English lavender is a short-lived perennial herb that is as popular for its wonderful fragrance as for its colourful flowers. As might be expected from a plant that has given its name to the colour lavender, the flowers are typically shades of mauve through purple, but white and pink varieties are also available. The green, bluish or grey-green leaves are simple, flattened, tapered oblongs, with silvery hairs that contain a fragrant oil.Buy Lavender Here!
Lavender is a very versatile, forgiving and drought tolerant plant that will thrive in a sunny position on well drained soil. It is generally very low maintenance, and demands only an short back and sides each year to keep it looking good.
In the garden, it combines well with many other popular plants. It remains a fashionable component of a wide range of designs, being equally at home in a contemporary gravel garden with sea-holly and Santolina, an informal Mediterranean garden with its curry plant, rock-rose and rosemary neighbours, or a relaxed, traditional English cottage garden with roses, foxgloves, delphiniums, hollyhocks and hardy geraniums.
There are nearly 50 wild species of lavender, mostly from the Mediterranean region, though outliers are also known from the Canary Islands, eastern Africa and south-eastern India. English lavender is not native to Britain, and it was probably introduced by the Romans, who valued its culinary, fragrant and medicinal qualities.

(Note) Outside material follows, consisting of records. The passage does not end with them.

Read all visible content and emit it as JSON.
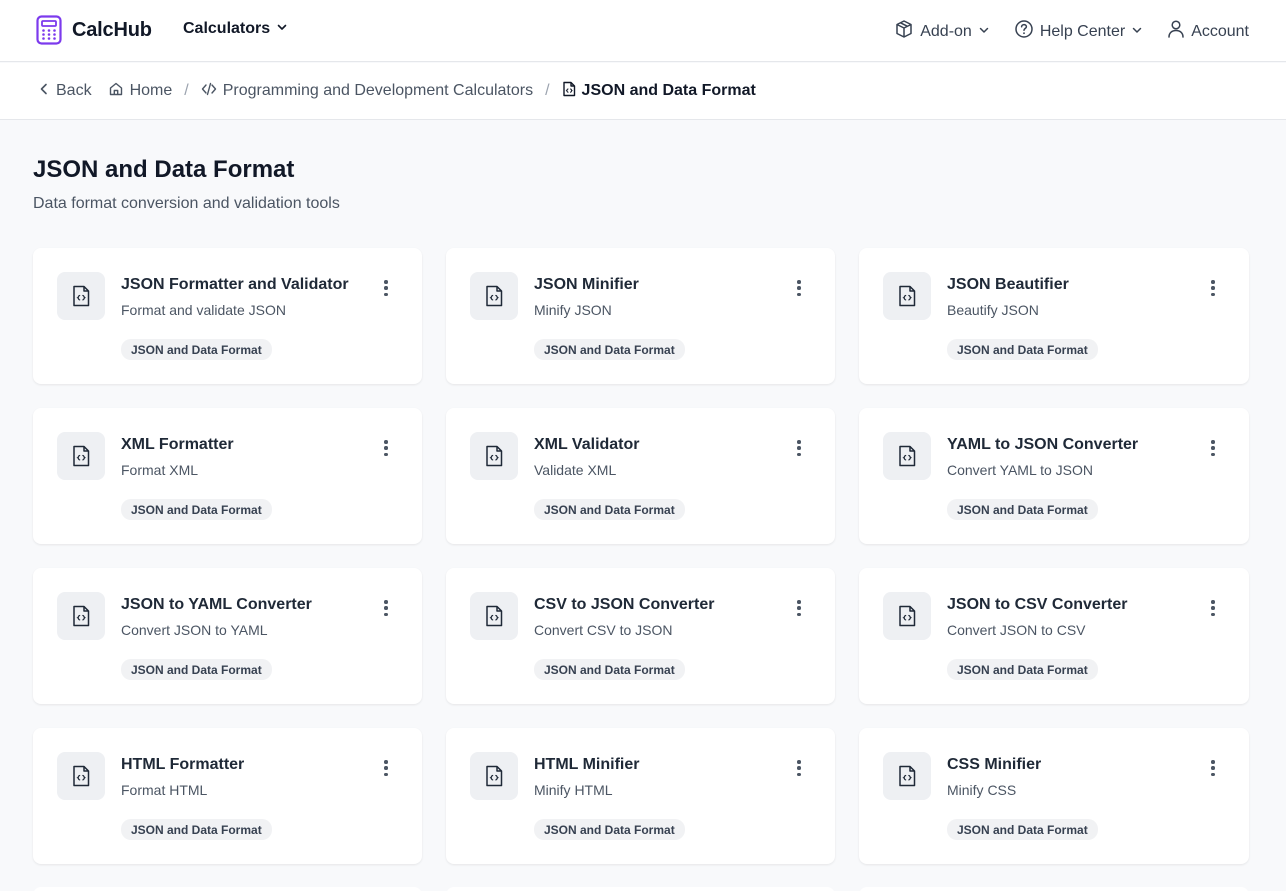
{
  "header": {
    "brand": "CalcHub",
    "calculators_label": "Calculators",
    "addon_label": "Add-on",
    "help_label": "Help Center",
    "account_label": "Account",
    "accent": "#7c3aed"
  },
  "breadcrumb": {
    "back": "Back",
    "home": "Home",
    "category": "Programming and Development Calculators",
    "current": "JSON and Data Format"
  },
  "page": {
    "title": "JSON and Data Format",
    "subtitle": "Data format conversion and validation tools"
  },
  "cards": [
    {
      "title": "JSON Formatter and Validator",
      "desc": "Format and validate JSON",
      "tag": "JSON and Data Format",
      "icon": "file-code-icon"
    },
    {
      "title": "JSON Minifier",
      "desc": "Minify JSON",
      "tag": "JSON and Data Format",
      "icon": "file-code-icon"
    },
    {
      "title": "JSON Beautifier",
      "desc": "Beautify JSON",
      "tag": "JSON and Data Format",
      "icon": "file-code-icon"
    },
    {
      "title": "XML Formatter",
      "desc": "Format XML",
      "tag": "JSON and Data Format",
      "icon": "file-code-icon"
    },
    {
      "title": "XML Validator",
      "desc": "Validate XML",
      "tag": "JSON and Data Format",
      "icon": "file-code-icon"
    },
    {
      "title": "YAML to JSON Converter",
      "desc": "Convert YAML to JSON",
      "tag": "JSON and Data Format",
      "icon": "file-code-icon"
    },
    {
      "title": "JSON to YAML Converter",
      "desc": "Convert JSON to YAML",
      "tag": "JSON and Data Format",
      "icon": "file-code-icon"
    },
    {
      "title": "CSV to JSON Converter",
      "desc": "Convert CSV to JSON",
      "tag": "JSON and Data Format",
      "icon": "file-code-icon"
    },
    {
      "title": "JSON to CSV Converter",
      "desc": "Convert JSON to CSV",
      "tag": "JSON and Data Format",
      "icon": "file-code-icon"
    },
    {
      "title": "HTML Formatter",
      "desc": "Format HTML",
      "tag": "JSON and Data Format",
      "icon": "file-code-icon"
    },
    {
      "title": "HTML Minifier",
      "desc": "Minify HTML",
      "tag": "JSON and Data Format",
      "icon": "file-code-icon"
    },
    {
      "title": "CSS Minifier",
      "desc": "Minify CSS",
      "tag": "JSON and Data Format",
      "icon": "file-code-icon"
    }
  ]
}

This article provides advice on caring for lavender in the garden border and patio pots, and suggests some of the best varieties to grow for their aesthetic and aromatic qualities.
|Common Name||English lavender, Old English Lavender|

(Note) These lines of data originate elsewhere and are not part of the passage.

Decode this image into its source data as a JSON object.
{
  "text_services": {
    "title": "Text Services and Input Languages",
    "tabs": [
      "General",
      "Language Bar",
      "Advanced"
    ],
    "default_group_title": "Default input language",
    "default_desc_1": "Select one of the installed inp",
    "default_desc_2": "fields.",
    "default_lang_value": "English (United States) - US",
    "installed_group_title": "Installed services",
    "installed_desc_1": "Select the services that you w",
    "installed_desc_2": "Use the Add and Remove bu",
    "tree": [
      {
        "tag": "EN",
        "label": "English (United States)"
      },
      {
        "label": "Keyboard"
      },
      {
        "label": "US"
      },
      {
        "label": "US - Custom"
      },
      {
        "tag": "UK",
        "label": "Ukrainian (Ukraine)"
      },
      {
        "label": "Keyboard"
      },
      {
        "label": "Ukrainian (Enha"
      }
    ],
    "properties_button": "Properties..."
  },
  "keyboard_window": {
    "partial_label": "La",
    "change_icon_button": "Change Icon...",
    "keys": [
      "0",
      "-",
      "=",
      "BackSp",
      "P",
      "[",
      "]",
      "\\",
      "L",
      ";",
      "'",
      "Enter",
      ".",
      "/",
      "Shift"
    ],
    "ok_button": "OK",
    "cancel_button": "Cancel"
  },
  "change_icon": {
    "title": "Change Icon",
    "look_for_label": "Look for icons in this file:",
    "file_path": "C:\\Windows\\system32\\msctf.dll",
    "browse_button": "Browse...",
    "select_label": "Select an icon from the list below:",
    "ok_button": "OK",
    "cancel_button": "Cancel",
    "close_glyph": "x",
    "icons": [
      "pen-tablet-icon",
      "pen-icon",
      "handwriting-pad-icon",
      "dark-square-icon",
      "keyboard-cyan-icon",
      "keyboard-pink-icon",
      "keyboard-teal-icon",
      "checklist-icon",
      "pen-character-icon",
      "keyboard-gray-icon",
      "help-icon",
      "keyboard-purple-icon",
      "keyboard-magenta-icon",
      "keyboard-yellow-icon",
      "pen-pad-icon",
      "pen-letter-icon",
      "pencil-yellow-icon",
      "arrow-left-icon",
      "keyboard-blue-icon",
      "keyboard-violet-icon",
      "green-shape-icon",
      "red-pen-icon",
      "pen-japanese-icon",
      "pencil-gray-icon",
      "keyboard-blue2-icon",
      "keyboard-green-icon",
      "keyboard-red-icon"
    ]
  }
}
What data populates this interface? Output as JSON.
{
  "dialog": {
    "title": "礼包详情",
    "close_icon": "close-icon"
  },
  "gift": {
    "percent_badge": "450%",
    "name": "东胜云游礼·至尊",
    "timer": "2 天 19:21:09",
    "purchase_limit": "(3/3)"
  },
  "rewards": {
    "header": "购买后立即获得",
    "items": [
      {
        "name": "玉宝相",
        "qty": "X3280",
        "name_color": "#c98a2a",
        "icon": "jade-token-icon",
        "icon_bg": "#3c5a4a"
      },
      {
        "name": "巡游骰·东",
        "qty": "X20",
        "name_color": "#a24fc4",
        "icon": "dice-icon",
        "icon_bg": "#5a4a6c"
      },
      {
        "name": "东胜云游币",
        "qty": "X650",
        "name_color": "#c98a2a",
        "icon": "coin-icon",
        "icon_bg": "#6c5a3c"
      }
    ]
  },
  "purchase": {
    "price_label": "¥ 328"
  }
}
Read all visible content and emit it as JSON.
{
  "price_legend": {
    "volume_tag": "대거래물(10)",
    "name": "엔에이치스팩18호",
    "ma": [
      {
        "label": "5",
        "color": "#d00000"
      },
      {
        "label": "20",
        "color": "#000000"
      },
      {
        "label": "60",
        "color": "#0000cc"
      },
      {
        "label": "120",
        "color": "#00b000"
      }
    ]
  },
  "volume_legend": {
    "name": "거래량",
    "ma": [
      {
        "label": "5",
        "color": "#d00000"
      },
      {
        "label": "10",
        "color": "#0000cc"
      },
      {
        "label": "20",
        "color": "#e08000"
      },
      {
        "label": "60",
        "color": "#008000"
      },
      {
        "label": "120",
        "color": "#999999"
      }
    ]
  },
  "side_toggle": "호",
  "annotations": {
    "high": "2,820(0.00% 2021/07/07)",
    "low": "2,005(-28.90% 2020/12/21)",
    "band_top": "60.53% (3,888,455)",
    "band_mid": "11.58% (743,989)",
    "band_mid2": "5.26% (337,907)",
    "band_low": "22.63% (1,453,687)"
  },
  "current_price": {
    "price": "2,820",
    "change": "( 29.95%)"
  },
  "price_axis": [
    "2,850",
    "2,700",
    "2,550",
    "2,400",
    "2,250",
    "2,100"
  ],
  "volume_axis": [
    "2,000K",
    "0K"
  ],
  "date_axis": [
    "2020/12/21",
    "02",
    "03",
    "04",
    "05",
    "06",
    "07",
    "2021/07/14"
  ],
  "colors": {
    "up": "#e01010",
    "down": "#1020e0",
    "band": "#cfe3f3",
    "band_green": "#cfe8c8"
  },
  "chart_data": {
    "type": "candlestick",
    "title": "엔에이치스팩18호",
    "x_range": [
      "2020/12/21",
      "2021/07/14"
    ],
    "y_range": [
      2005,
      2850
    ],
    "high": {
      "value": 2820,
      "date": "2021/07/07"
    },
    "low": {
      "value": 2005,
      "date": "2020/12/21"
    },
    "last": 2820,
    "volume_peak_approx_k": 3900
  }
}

|Scientific Name||Lavandula Angustifolia|
|Plant Family||Lamiaceae, the mint family|
|Origin||Western Mediterranean region|
|Height||30cm to 100cm|
|Light||Sunny positions with a south or west aspect|
|Temperature||Favours warm, open conditions|
|Hardiness||Most varieties are hardy; some less common varieties are tender|
|Soil||Free-draining, ideally calcareous soils|
|Fertiliser||Rarely required, but potash fertiliser can encourage flowering|
|Propagation||Best by semi-ripe cuttings, and possible from seed|
|Pests||A few insect pests, including rosemary beetle and some leafhoppers|
Q Is lavender good in a wildlife garden? It seems to attract a lot of bumble bees.
Lavender flowers produce lots of highly concentrated nectar, and they attract masses of bees, butterflies and other insect pollinators, including hoverflies that are useful for natural aphid control. Lavender is therefore really good for insects, for birds and other wildlife that feed on insects, and for the garden generally. Honey bees love lavender, and they will produce a lavender-flavoured honey in hives kept close to large sources of the flowers.
Not all varieties are equal though. Research at the University of Sussex published in Functional Ecology showed that lavender topped the poll of bees’ favourite garden plants, and that some of the highly bred varieties, including ‘Grosso’, ‘Hidcote giant’ and ‘Gros bleu’ were the most attractive to bumblebees. Interestingly, some white and pink varieties were visited as frequently as the more traditional purple ones. Patriotic gardeners will be pleased to know that a citizen science project organised by the Centre for Ecology and Hydrology found that English lavender attracted twice as many bumble bees as French lavender!